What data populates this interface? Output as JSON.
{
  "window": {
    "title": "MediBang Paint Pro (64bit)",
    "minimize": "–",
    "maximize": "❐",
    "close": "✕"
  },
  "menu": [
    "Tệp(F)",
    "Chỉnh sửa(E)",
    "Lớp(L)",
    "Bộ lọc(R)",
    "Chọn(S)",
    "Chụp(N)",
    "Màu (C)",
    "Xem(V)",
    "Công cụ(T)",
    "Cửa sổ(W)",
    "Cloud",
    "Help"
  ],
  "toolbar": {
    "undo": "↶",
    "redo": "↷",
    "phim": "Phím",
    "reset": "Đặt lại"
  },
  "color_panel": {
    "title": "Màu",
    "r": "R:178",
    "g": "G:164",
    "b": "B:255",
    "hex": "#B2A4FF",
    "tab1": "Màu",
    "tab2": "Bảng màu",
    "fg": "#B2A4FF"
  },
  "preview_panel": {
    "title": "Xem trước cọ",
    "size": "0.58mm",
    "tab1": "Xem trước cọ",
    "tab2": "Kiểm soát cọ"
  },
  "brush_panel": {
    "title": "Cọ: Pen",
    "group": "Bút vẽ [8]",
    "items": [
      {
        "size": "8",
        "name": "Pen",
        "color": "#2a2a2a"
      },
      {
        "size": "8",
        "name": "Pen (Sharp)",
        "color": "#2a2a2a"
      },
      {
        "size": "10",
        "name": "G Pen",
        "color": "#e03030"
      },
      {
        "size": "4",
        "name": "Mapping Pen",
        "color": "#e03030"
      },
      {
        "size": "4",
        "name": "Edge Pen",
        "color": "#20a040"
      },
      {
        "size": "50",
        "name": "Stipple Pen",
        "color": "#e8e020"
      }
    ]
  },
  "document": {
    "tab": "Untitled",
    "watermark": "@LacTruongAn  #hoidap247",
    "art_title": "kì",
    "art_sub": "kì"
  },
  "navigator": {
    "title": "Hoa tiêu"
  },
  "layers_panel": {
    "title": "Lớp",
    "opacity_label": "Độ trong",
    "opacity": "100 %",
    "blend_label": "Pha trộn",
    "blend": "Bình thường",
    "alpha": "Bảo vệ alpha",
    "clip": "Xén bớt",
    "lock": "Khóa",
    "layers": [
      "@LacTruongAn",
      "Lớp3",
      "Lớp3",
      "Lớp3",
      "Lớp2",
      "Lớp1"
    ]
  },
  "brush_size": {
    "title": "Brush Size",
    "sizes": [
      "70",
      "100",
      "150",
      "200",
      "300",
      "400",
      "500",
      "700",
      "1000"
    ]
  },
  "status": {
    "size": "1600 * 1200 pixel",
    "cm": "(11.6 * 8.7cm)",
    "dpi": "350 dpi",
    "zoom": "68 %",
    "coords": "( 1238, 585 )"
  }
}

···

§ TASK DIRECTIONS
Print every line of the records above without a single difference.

§ RESULT FOR THIS TASK
What data populates this interface? Output as JSON.
{
  "window": {
    "title": "MediBang Paint Pro (64bit)",
    "minimize": "–",
    "maximize": "❐",
    "close": "✕"
  },
  "menu": [
    "Tệp(F)",
    "Chỉnh sửa(E)",
    "Lớp(L)",
    "Bộ lọc(R)",
    "Chọn(S)",
    "Chụp(N)",
    "Màu (C)",
    "Xem(V)",
    "Công cụ(T)",
    "Cửa sổ(W)",
    "Cloud",
    "Help"
  ],
  "toolbar": {
    "undo": "↶",
    "redo": "↷",
    "phim": "Phím",
    "reset": "Đặt lại"
  },
  "color_panel": {
    "title": "Màu",
    "r": "R:178",
    "g": "G:164",
    "b": "B:255",
    "hex": "#B2A4FF",
    "tab1": "Màu",
    "tab2": "Bảng màu",
    "fg": "#B2A4FF"
  },
  "preview_panel": {
    "title": "Xem trước cọ",
    "size": "0.58mm",
    "tab1": "Xem trước cọ",
    "tab2": "Kiểm soát cọ"
  },
  "brush_panel": {
    "title": "Cọ: Pen",
    "group": "Bút vẽ [8]",
    "items": [
      {
        "size": "8",
        "name": "Pen",
        "color": "#2a2a2a"
      },
      {
        "size": "8",
        "name": "Pen (Sharp)",
        "color": "#2a2a2a"
      },
      {
        "size": "10",
        "name": "G Pen",
        "color": "#e03030"
      },
      {
        "size": "4",
        "name": "Mapping Pen",
        "color": "#e03030"
      },
      {
        "size": "4",
        "name": "Edge Pen",
        "color": "#20a040"
      },
      {
        "size": "50",
        "name": "Stipple Pen",
        "color": "#e8e020"
      }
    ]
  },
  "document": {
    "tab": "Untitled",
    "watermark": "@LacTruongAn  #hoidap247",
    "art_title": "kì",
    "art_sub": "kì"
  },
  "navigator": {
    "title": "Hoa tiêu"
  },
  "layers_panel": {
    "title": "Lớp",
    "opacity_label": "Độ trong",
    "opacity": "100 %",
    "blend_label": "Pha trộn",
    "blend": "Bình thường",
    "alpha": "Bảo vệ alpha",
    "clip": "Xén bớt",
    "lock": "Khóa",
    "layers": [
      "@LacTruongAn",
      "Lớp3",
      "Lớp3",
      "Lớp3",
      "Lớp2",
      "Lớp1"
    ]
  },
  "brush_size": {
    "title": "Brush Size",
    "sizes": [
      "70",
      "100",
      "150",
      "200",
      "300",
      "400",
      "500",
      "700",
      "1000"
    ]
  },
  "status": {
    "size": "1600 * 1200 pixel",
    "cm": "(11.6 * 8.7cm)",
    "dpi": "350 dpi",
    "zoom": "68 %",
    "coords": "( 1238, 585 )"
  }
}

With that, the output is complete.